*Assignment*. An exact, complete copy of the entries is what is needed.

====================

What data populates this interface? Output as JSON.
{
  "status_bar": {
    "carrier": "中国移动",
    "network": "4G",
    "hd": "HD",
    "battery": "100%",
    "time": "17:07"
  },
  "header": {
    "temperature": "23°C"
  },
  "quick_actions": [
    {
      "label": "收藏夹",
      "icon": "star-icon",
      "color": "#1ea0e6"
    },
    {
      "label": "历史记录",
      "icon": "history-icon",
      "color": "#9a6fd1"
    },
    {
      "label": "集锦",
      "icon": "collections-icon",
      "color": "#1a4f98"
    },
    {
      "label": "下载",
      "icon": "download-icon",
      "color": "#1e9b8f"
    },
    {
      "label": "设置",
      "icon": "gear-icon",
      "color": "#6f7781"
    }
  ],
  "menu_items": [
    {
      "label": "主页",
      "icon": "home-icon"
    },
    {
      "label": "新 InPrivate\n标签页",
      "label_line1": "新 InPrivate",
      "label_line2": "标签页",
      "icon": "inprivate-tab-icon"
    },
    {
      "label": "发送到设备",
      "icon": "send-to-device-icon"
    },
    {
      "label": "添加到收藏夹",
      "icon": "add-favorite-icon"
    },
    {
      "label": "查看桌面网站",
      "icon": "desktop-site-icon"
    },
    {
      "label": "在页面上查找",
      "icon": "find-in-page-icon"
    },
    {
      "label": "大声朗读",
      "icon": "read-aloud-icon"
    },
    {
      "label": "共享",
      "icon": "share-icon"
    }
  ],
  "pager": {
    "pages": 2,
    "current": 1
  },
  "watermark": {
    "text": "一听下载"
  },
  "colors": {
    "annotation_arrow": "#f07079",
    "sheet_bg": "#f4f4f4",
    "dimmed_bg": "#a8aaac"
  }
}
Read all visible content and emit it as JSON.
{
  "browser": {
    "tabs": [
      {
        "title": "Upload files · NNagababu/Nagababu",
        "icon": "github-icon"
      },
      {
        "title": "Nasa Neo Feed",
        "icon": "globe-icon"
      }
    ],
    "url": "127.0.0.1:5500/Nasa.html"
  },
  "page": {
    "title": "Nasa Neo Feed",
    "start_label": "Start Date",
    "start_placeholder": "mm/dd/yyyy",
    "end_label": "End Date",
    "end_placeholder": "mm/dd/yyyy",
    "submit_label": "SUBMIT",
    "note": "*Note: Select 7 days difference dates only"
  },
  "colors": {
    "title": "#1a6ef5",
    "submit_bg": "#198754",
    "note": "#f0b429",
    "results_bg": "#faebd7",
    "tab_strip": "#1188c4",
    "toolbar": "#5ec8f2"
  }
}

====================

*Answer space*.
What data populates this interface? Output as JSON.
{
  "status_bar": {
    "carrier": "中国移动",
    "network": "4G",
    "hd": "HD",
    "battery": "100%",
    "time": "17:07"
  },
  "header": {
    "temperature": "23°C"
  },
  "quick_actions": [
    {
      "label": "收藏夹",
      "icon": "star-icon",
      "color": "#1ea0e6"
    },
    {
      "label": "历史记录",
      "icon": "history-icon",
      "color": "#9a6fd1"
    },
    {
      "label": "集锦",
      "icon": "collections-icon",
      "color": "#1a4f98"
    },
    {
      "label": "下载",
      "icon": "download-icon",
      "color": "#1e9b8f"
    },
    {
      "label": "设置",
      "icon": "gear-icon",
      "color": "#6f7781"
    }
  ],
  "menu_items": [
    {
      "label": "主页",
      "icon": "home-icon"
    },
    {
      "label": "新 InPrivate\n标签页",
      "label_line1": "新 InPrivate",
      "label_line2": "标签页",
      "icon": "inprivate-tab-icon"
    },
    {
      "label": "发送到设备",
      "icon": "send-to-device-icon"
    },
    {
      "label": "添加到收藏夹",
      "icon": "add-favorite-icon"
    },
    {
      "label": "查看桌面网站",
      "icon": "desktop-site-icon"
    },
    {
      "label": "在页面上查找",
      "icon": "find-in-page-icon"
    },
    {
      "label": "大声朗读",
      "icon": "read-aloud-icon"
    },
    {
      "label": "共享",
      "icon": "share-icon"
    }
  ],
  "pager": {
    "pages": 2,
    "current": 1
  },
  "watermark": {
    "text": "一听下载"
  },
  "colors": {
    "annotation_arrow": "#f07079",
    "sheet_bg": "#f4f4f4",
    "dimmed_bg": "#a8aaac"
  }
}
Read all visible content and emit it as JSON.
{
  "browser": {
    "tabs": [
      {
        "title": "Upload files · NNagababu/Nagababu",
        "icon": "github-icon"
      },
      {
        "title": "Nasa Neo Feed",
        "icon": "globe-icon"
      }
    ],
    "url": "127.0.0.1:5500/Nasa.html"
  },
  "page": {
    "title": "Nasa Neo Feed",
    "start_label": "Start Date",
    "start_placeholder": "mm/dd/yyyy",
    "end_label": "End Date",
    "end_placeholder": "mm/dd/yyyy",
    "submit_label": "SUBMIT",
    "note": "*Note: Select 7 days difference dates only"
  },
  "colors": {
    "title": "#1a6ef5",
    "submit_bg": "#198754",
    "note": "#f0b429",
    "results_bg": "#faebd7",
    "tab_strip": "#1188c4",
    "toolbar": "#5ec8f2"
  }
}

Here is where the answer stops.